A Points South essay from the South Carolina Music Issue.
Myrtle Beach has always capitalized on tourists’ desire to put a soundtrack to their vacations. Long before the days of the megachurch-style country music theaters, like the Carolina Opry and the Alabama Theatre, which would later dominate the north end of town, Myrtle Beach was a regular stop for the working musicians who toured the Southeast.
A Points South essay from the North Carolina Music Issue.
Around the close of the 1950s, if you wanted to hear the beginnings of the funk music that James Brown would soon introduce to the world, you wouldn’t find much of it on his records. Brown’s late- ’50s recordings with the Famous Flames, like his plaintive “Try Me” and the shatteringly sweet “I Want You So Bad,” are indisputably cool, and they spill over with the vocal histrionics that would characterize his performance style for decades to come. But the overall aesthetic of his music from that era is still redolent of doo-wop and ducktails. He’d only just begun to take some sandpaper to the smooth sheen of ’50s pop music.

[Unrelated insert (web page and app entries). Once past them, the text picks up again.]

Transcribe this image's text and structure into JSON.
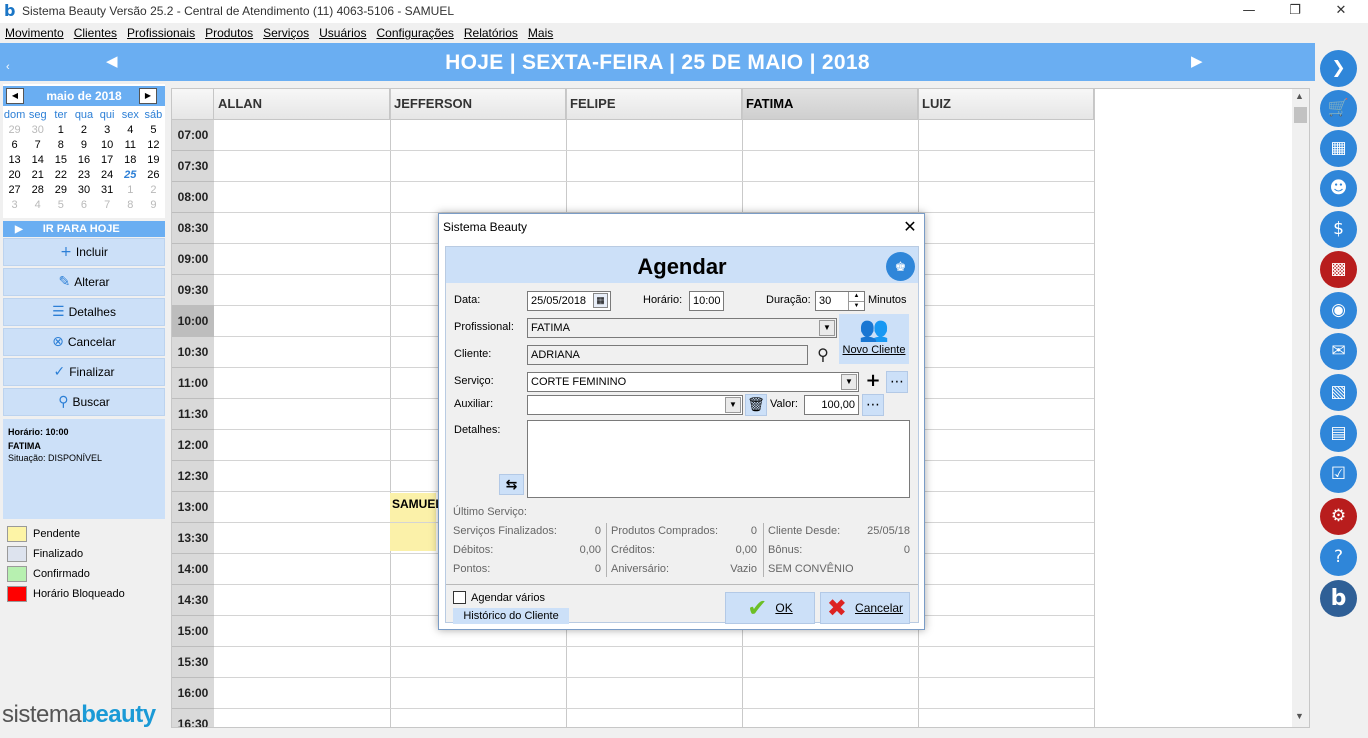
{
  "window": {
    "title": "Sistema Beauty Versão 25.2 - Central de Atendimento (11) 4063-5106 - SAMUEL",
    "logo": "b"
  },
  "menu": [
    "Movimento",
    "Clientes",
    "Profissionais",
    "Produtos",
    "Serviços",
    "Usuários",
    "Configurações",
    "Relatórios",
    "Mais"
  ],
  "header": {
    "date": "HOJE | SEXTA-FEIRA | 25 DE MAIO | 2018"
  },
  "calendar": {
    "month": "maio de 2018",
    "dow": [
      "dom",
      "seg",
      "ter",
      "qua",
      "qui",
      "sex",
      "sáb"
    ],
    "weeks": [
      [
        "29",
        "30",
        "1",
        "2",
        "3",
        "4",
        "5"
      ],
      [
        "6",
        "7",
        "8",
        "9",
        "10",
        "11",
        "12"
      ],
      [
        "13",
        "14",
        "15",
        "16",
        "17",
        "18",
        "19"
      ],
      [
        "20",
        "21",
        "22",
        "23",
        "24",
        "25",
        "26"
      ],
      [
        "27",
        "28",
        "29",
        "30",
        "31",
        "1",
        "2"
      ],
      [
        "3",
        "4",
        "5",
        "6",
        "7",
        "8",
        "9"
      ]
    ],
    "today": "25"
  },
  "left": {
    "goto_today": "IR PARA HOJE",
    "actions": [
      "Incluir",
      "Alterar",
      "Detalhes",
      "Cancelar",
      "Finalizar",
      "Buscar"
    ],
    "info": {
      "line1": "Horário: 10:00",
      "line2": "FATIMA",
      "line3": "Situação: DISPONÍVEL"
    },
    "legend": [
      {
        "label": "Pendente",
        "color": "#fdf4a6"
      },
      {
        "label": "Finalizado",
        "color": "#dde3ee"
      },
      {
        "label": "Confirmado",
        "color": "#b7f0b0"
      },
      {
        "label": "Horário Bloqueado",
        "color": "#ff0000"
      }
    ],
    "brand_a": "sistema",
    "brand_b": "beauty"
  },
  "schedule": {
    "professionals": [
      "ALLAN",
      "JEFFERSON",
      "FELIPE",
      "FATIMA",
      "LUIZ"
    ],
    "times": [
      "07:00",
      "07:30",
      "08:00",
      "08:30",
      "09:00",
      "09:30",
      "10:00",
      "10:30",
      "11:00",
      "11:30",
      "12:00",
      "12:30",
      "13:00",
      "13:30",
      "14:00",
      "14:30",
      "15:00",
      "15:30",
      "16:00",
      "16:30"
    ],
    "appointment": "SAMUEL"
  },
  "dialog": {
    "window_title": "Sistema Beauty",
    "heading": "Agendar",
    "labels": {
      "data": "Data:",
      "horario": "Horário:",
      "duracao": "Duração:",
      "minutos": "Minutos",
      "profissional": "Profissional:",
      "cliente": "Cliente:",
      "servico": "Serviço:",
      "auxiliar": "Auxiliar:",
      "valor": "Valor:",
      "detalhes": "Detalhes:",
      "novo_cliente": "Novo Cliente",
      "ultimo_servico": "Último Serviço:"
    },
    "values": {
      "data": "25/05/2018",
      "horario": "10:00",
      "duracao": "30",
      "profissional": "FATIMA",
      "cliente": "ADRIANA",
      "servico": "CORTE FEMININO",
      "auxiliar": "",
      "valor": "100,00",
      "detalhes": ""
    },
    "stats": {
      "servicos_finalizados": "Serviços Finalizados:",
      "servicos_finalizados_v": "0",
      "debitos": "Débitos:",
      "debitos_v": "0,00",
      "pontos": "Pontos:",
      "pontos_v": "0",
      "produtos_comprados": "Produtos Comprados:",
      "produtos_comprados_v": "0",
      "creditos": "Créditos:",
      "creditos_v": "0,00",
      "aniversario": "Aniversário:",
      "aniversario_v": "Vazio",
      "cliente_desde": "Cliente Desde:",
      "cliente_desde_v": "25/05/18",
      "bonus": "Bônus:",
      "bonus_v": "0",
      "convenio": "SEM CONVÊNIO"
    },
    "agendar_varios": "Agendar vários",
    "historico": "Histórico do Cliente",
    "ok": "OK",
    "cancelar": "Cancelar"
  }
}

No, if you wanted to hear funk music before 1960, your best bet might be the Maola Ice Cream talent show in Kinston, North Carolina.
A Points South essay from our 18th Southern Music Issue: Visions of the Blues.

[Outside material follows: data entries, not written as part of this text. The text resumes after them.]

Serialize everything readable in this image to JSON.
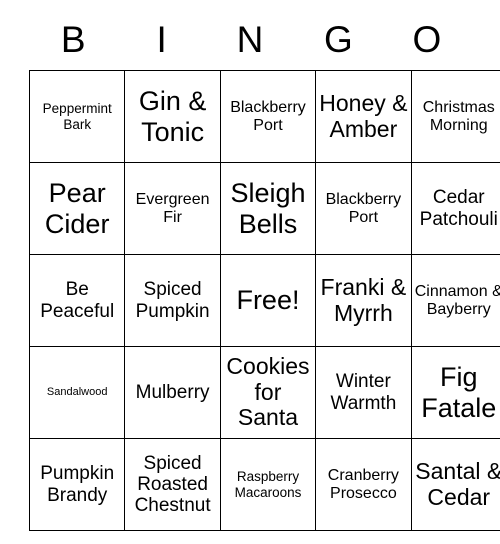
{
  "card": {
    "title": "BINGO",
    "header_letters": [
      "B",
      "I",
      "N",
      "G",
      "O"
    ],
    "free_space_label": "Free!",
    "colors": {
      "background": "#ffffff",
      "text": "#000000",
      "border": "#000000"
    },
    "rows": [
      [
        {
          "label": "Peppermint Bark",
          "size": "fs-s"
        },
        {
          "label": "Gin & Tonic",
          "size": "fs-xxl"
        },
        {
          "label": "Blackberry Port",
          "size": "fs-m"
        },
        {
          "label": "Honey & Amber",
          "size": "fs-xl"
        },
        {
          "label": "Christmas Morning",
          "size": "fs-m"
        }
      ],
      [
        {
          "label": "Pear Cider",
          "size": "fs-xxl"
        },
        {
          "label": "Evergreen Fir",
          "size": "fs-m"
        },
        {
          "label": "Sleigh Bells",
          "size": "fs-xxl"
        },
        {
          "label": "Blackberry Port",
          "size": "fs-m"
        },
        {
          "label": "Cedar Patchouli",
          "size": "fs-l"
        }
      ],
      [
        {
          "label": "Be Peaceful",
          "size": "fs-l"
        },
        {
          "label": "Spiced Pumpkin",
          "size": "fs-l"
        },
        {
          "label": "Free!",
          "size": "fs-xxl"
        },
        {
          "label": "Franki & Myrrh",
          "size": "fs-xl"
        },
        {
          "label": "Cinnamon & Bayberry",
          "size": "fs-m"
        }
      ],
      [
        {
          "label": "Sandalwood",
          "size": "fs-xs"
        },
        {
          "label": "Mulberry",
          "size": "fs-l"
        },
        {
          "label": "Cookies for Santa",
          "size": "fs-xl"
        },
        {
          "label": "Winter Warmth",
          "size": "fs-l"
        },
        {
          "label": "Fig Fatale",
          "size": "fs-xxl"
        }
      ],
      [
        {
          "label": "Pumpkin Brandy",
          "size": "fs-l"
        },
        {
          "label": "Spiced Roasted Chestnut",
          "size": "fs-l"
        },
        {
          "label": "Raspberry Macaroons",
          "size": "fs-s"
        },
        {
          "label": "Cranberry Prosecco",
          "size": "fs-m"
        },
        {
          "label": "Santal & Cedar",
          "size": "fs-xl"
        }
      ]
    ]
  }
}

The spirit of Southern outsider music has taken partial possession of many artists through the years—Charlie Feathers comes to mind, as do Link Wray, Hasil Adkins, and the train-obsessed 1920s banjo player Willard Hodgins. But as a fully realized manifestation—eccentricity expressed as bizarre and beautiful words and sounds—that spirit was at least thrice incarnate in the twentieth century: in the persons of Tennessee ballad singer Hamper McBee, Georgia banjo player Abner Jay, and Guitar Shorty of Elm City, North Carolina.